Regardless, these characters are not exactly “trinities” themselves. Hawkman, Gangbuster, and Tarot come closest, with Hawkman as Moon/Devil/Magus, Gangbuster as Justice/Emperor/Sun, and Tarot as Priestess/World/Strength. Okay, maybe that’s a stretch; but it could be that the Troika-Earth will reject its new masters and reshape these three, not unlike how the Trinitarians’ thoughts and demeanors merged together towards the end of Act One.
(And now I’m thinking of that “Futurama” where Bender gets linked to Leela’s emotions….)
Anyway, the four Dreambound clearly don’t constitute a trinity, and neither do the duo of Konvikt and Graak.
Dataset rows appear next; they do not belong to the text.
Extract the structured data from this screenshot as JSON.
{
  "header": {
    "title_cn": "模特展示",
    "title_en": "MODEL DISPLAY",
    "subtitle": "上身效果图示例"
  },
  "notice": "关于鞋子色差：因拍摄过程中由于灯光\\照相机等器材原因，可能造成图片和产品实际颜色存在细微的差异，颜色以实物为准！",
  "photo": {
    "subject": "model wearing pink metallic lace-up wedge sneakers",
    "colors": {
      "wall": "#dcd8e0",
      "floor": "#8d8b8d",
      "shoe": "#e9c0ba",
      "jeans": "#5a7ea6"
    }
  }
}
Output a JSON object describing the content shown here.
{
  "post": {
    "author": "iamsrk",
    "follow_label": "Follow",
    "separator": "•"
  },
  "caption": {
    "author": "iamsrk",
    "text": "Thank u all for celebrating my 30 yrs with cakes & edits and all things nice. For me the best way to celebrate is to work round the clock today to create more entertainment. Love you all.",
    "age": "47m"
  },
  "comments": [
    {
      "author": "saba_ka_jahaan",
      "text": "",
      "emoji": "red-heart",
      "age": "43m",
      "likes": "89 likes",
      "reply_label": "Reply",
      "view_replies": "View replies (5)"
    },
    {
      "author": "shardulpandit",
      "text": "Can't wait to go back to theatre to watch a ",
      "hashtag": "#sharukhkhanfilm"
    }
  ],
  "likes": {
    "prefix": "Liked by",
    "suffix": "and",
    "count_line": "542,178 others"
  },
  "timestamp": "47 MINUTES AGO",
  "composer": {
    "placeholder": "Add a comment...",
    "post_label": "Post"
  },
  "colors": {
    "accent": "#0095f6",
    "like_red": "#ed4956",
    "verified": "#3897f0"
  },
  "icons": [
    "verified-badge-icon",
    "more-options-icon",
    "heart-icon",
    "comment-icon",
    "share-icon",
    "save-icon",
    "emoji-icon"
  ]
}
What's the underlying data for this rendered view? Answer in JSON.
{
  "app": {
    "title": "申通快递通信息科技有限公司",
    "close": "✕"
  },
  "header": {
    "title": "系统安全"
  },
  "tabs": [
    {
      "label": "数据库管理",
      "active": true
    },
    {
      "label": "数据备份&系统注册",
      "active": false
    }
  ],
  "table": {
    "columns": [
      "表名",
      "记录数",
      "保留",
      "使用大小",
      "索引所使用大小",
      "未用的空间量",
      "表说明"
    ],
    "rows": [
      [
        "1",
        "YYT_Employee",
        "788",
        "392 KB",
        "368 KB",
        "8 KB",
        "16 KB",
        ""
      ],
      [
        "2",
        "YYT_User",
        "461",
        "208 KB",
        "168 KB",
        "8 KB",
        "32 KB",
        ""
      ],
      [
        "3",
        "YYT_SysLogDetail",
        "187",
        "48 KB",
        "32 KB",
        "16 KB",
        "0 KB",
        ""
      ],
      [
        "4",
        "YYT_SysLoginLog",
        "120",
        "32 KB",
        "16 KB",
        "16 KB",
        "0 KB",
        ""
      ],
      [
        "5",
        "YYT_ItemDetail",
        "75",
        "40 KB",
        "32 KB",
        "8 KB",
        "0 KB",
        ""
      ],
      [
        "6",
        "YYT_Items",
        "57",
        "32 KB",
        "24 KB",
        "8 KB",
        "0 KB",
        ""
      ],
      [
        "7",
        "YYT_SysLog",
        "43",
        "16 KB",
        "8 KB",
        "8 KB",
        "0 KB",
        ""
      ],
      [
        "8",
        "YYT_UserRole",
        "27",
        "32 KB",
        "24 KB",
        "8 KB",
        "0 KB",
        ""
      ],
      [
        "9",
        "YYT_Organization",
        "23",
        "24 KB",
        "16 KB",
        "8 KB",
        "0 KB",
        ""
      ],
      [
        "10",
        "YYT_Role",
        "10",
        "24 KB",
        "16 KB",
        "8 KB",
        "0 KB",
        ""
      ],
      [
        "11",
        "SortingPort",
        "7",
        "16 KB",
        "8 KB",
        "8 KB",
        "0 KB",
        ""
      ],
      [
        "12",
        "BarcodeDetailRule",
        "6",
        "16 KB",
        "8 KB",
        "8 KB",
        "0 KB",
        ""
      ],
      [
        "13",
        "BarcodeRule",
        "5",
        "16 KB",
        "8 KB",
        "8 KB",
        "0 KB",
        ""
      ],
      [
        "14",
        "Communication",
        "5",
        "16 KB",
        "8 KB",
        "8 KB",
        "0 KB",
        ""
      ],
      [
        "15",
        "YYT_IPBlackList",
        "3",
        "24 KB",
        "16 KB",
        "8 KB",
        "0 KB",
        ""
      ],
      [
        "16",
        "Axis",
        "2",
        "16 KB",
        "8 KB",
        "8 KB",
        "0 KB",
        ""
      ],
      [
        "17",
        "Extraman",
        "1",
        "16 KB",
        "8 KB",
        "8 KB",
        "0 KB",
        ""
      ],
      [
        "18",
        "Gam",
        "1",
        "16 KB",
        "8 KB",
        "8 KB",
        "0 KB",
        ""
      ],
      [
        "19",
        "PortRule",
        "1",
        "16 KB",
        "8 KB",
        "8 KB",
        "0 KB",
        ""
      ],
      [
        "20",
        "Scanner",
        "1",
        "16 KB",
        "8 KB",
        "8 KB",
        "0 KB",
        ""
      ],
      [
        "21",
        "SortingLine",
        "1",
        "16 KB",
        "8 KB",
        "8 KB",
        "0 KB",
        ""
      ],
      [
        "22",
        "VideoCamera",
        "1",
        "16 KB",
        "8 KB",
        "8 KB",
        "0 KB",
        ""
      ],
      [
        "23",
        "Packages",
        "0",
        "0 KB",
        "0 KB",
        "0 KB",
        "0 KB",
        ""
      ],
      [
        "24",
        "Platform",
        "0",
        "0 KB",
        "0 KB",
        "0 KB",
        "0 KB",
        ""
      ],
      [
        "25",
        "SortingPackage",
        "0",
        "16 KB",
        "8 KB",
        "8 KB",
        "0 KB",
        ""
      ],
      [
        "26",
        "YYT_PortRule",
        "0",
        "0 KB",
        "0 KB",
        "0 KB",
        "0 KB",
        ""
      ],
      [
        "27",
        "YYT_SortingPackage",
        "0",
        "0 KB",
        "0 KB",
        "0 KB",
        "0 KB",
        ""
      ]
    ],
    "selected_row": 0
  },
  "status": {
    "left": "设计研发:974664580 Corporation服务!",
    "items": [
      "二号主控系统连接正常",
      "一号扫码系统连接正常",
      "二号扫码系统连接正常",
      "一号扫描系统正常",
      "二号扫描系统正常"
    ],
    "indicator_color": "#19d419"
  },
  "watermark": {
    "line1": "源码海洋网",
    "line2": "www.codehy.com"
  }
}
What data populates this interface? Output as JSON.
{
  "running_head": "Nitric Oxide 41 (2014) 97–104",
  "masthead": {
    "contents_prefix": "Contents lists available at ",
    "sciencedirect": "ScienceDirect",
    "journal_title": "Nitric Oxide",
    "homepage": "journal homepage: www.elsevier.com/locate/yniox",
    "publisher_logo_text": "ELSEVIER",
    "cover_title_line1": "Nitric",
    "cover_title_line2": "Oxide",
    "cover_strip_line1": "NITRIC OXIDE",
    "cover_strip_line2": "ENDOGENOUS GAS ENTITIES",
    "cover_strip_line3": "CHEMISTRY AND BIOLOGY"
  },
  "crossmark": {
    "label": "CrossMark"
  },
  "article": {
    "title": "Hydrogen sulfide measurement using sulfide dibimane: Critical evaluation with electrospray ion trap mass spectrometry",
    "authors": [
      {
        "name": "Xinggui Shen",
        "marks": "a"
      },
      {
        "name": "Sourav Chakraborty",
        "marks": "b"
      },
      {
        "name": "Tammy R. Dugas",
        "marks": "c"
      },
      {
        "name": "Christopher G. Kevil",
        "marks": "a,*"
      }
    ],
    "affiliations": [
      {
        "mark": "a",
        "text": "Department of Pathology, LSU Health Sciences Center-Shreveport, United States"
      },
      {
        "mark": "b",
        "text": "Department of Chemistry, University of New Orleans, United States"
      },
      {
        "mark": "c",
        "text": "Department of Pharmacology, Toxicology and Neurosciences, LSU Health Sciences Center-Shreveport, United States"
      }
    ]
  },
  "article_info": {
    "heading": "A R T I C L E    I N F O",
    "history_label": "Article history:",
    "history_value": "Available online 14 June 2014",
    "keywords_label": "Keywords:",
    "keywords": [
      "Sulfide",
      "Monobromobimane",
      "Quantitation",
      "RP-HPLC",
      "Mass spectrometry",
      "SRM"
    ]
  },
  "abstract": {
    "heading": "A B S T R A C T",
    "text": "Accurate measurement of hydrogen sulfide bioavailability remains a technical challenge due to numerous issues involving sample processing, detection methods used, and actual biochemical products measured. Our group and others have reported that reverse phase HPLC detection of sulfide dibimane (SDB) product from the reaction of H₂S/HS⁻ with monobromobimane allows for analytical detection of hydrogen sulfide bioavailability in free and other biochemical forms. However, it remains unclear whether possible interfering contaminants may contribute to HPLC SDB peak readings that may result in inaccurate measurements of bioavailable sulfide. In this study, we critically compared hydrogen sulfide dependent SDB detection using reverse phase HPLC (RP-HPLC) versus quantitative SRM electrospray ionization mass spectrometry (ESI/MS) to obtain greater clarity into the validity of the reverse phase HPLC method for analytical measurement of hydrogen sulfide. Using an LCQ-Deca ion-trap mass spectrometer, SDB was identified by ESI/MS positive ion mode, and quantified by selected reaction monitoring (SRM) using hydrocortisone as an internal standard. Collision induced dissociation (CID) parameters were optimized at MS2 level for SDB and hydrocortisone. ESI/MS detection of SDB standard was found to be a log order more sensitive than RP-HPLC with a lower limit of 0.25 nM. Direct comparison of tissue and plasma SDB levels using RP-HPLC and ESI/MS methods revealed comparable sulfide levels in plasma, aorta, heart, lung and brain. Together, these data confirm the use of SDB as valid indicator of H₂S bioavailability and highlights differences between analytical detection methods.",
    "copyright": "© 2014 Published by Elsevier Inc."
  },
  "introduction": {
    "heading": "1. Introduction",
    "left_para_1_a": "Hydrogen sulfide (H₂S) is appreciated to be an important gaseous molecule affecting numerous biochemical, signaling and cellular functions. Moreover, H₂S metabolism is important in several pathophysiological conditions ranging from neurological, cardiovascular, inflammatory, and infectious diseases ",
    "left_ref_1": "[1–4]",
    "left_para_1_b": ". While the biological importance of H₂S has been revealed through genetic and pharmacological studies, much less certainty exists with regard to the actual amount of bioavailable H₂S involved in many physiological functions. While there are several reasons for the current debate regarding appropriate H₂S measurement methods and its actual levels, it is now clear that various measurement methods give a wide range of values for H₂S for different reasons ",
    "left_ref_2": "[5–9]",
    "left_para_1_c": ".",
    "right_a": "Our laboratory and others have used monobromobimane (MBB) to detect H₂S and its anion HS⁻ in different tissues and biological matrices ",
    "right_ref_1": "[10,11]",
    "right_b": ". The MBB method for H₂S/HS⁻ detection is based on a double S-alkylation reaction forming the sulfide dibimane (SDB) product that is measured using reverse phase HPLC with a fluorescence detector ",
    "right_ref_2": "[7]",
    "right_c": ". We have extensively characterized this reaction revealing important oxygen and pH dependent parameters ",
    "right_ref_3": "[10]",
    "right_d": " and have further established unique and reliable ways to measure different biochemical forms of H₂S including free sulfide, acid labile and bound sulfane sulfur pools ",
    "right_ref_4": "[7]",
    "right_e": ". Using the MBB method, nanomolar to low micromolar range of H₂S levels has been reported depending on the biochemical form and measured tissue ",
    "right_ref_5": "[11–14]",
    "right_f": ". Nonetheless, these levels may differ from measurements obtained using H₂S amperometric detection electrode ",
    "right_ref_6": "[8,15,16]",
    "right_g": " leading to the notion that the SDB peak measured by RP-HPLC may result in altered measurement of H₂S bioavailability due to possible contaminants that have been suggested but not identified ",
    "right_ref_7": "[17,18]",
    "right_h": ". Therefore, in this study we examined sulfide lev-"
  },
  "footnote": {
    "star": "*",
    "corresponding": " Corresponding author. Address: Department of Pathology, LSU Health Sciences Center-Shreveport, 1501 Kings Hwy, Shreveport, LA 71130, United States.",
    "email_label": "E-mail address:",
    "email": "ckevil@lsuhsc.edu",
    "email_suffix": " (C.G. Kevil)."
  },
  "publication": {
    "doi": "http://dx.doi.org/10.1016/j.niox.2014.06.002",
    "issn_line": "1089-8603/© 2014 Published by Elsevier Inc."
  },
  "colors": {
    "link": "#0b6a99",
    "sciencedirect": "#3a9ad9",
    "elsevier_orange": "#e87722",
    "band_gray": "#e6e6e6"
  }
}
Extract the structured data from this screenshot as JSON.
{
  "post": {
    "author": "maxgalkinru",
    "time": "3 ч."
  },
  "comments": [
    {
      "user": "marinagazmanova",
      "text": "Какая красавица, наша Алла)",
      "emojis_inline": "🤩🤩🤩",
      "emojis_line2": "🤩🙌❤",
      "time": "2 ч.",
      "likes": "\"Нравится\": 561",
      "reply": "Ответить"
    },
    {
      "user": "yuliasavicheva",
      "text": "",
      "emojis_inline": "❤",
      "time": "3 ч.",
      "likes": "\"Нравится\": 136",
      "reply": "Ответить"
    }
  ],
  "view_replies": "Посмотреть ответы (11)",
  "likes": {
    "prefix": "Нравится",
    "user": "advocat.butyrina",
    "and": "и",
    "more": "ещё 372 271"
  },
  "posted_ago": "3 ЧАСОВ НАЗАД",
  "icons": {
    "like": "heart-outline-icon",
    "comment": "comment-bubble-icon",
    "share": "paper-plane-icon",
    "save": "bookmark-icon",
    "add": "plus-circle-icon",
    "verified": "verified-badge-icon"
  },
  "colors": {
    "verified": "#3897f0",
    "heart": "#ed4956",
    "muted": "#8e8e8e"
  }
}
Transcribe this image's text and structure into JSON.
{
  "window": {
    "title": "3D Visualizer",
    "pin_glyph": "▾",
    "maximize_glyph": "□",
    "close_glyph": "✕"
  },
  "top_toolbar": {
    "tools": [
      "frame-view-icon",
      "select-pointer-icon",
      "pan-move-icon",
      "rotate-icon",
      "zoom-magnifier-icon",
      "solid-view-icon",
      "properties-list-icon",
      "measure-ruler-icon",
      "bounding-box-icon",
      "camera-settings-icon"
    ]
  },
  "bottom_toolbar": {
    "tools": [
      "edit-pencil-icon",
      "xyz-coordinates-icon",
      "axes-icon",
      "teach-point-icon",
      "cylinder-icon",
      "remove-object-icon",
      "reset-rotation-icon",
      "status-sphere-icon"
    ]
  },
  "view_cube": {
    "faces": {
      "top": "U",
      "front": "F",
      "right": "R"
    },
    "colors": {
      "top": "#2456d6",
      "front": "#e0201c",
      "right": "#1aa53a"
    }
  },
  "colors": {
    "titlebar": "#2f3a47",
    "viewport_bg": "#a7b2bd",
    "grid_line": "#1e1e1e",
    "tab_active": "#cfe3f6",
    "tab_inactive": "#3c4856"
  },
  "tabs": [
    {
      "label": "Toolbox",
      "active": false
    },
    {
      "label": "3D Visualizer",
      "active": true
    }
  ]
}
That’s not to say we won’t see how they could, or whether there’s some other power in their particular number.
With that, then, I’ll wrap up by listing some subplots not resolved in this first act:
– John Stewart’s “going armamental”;
– Konvikt and Graak’s places in the story;
– the meaning of the “Trinity monument,” carved out of the side of a mountain and seen in a vision in issue #1;
– the identity of Swashbuckler’s formerly-dead (still-dead?) body … perhaps he’s one of the people Konvikt killed?;
– Enigma’s backstory, filling in the gap after his escape from the Crime Syndicate; and finally …
– … what of the Cookie Wars between the Girl Sentries and the Bonfire Gals? After all, “pastry” has been a recurring motif ever since issue #1!
Back on Thursday with the regular dose of mostly-accurate trivia. See you then!